Japanese Masterpieces for the Shakuhachi
01. Kokh (Kyochiku)
This long piece is played by two shakuhachis and a gong at Meianji, Kyoto, originally the headquarters of the Fuke sect. It was composed by a priest named Kyochiku in the 12th Century while meditating at a temple in Nara. In a dream he found himself floating in a boat. Suddenly thick mist rolled down the sky and blocked his view of the moon. On hearing the moving melody of a flute, he reached out for his favorite bamboo flute to accompany the ethereal melody. The music is long and simple, and the listener is expected to forget everything and “sleep in nothingness”.
02. Sekihiki No Fu (Shibata)
The name of a Chinese poem (The Feeling of The Red Wall) which is sung at the beginning of music. Composed by Seizan Shibata for 3 sizes of shakuhachi, – the longest being 2 ft. 4 in., the bell is played by the same performer with a 3-hole shakuhachi.
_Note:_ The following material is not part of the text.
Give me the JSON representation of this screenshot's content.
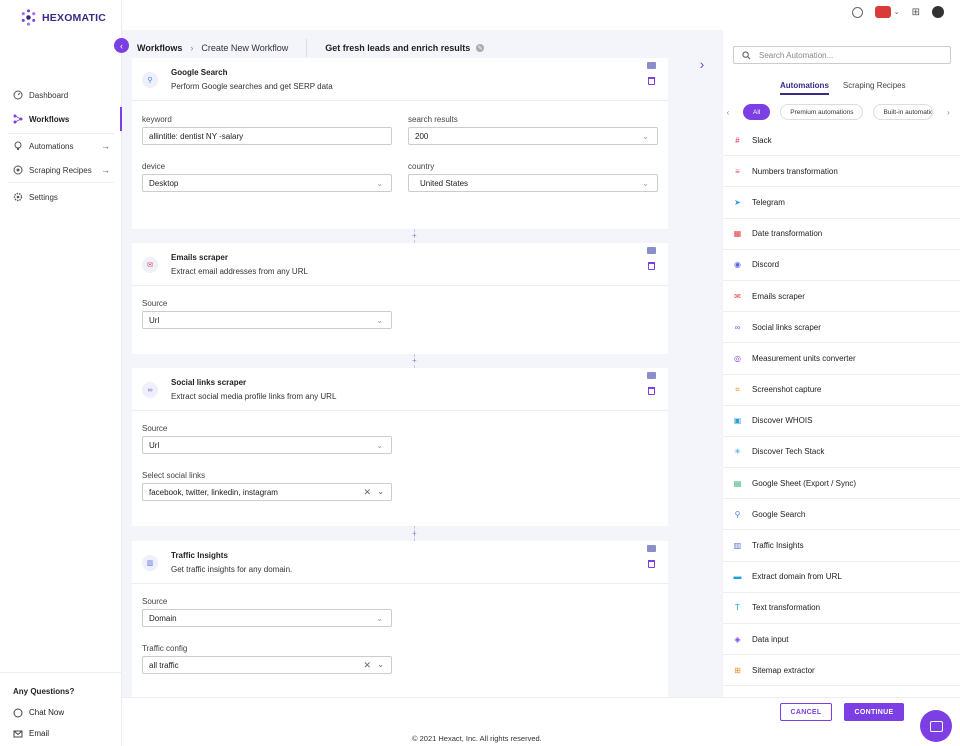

The Wind on the Pine Tree
The pine tree represents man, cherry and the plum trees, woman. This piece is famous for its panting technique (komibuki), the symbol of the wold breath of the samurai. It was composed by a member of the Tsugaru family in northern Japan about 300 years ago.
04. Ajikan (Miyagawa)
The realization of Buddhism or the state of enlightenment. The first letter is an “A”, the beginning of both Eastern and Western alphabets, derived from the Sanskrit “nothing”. In Buddhism there is a code of “nothingness”, and this music conveys that “all is nothing and nothing is all”. Composed by Nyozan Miyagawa, one of the most beautiful Buddhist pieces.
Stylistically quite different from the others, it describes valleys in the Oshu (northern Japan), and is indicative of the folk music of that area. Played in the Kikusui style with a 3 ft. 3 in. shakuhachi.
07. Kyushi Reibo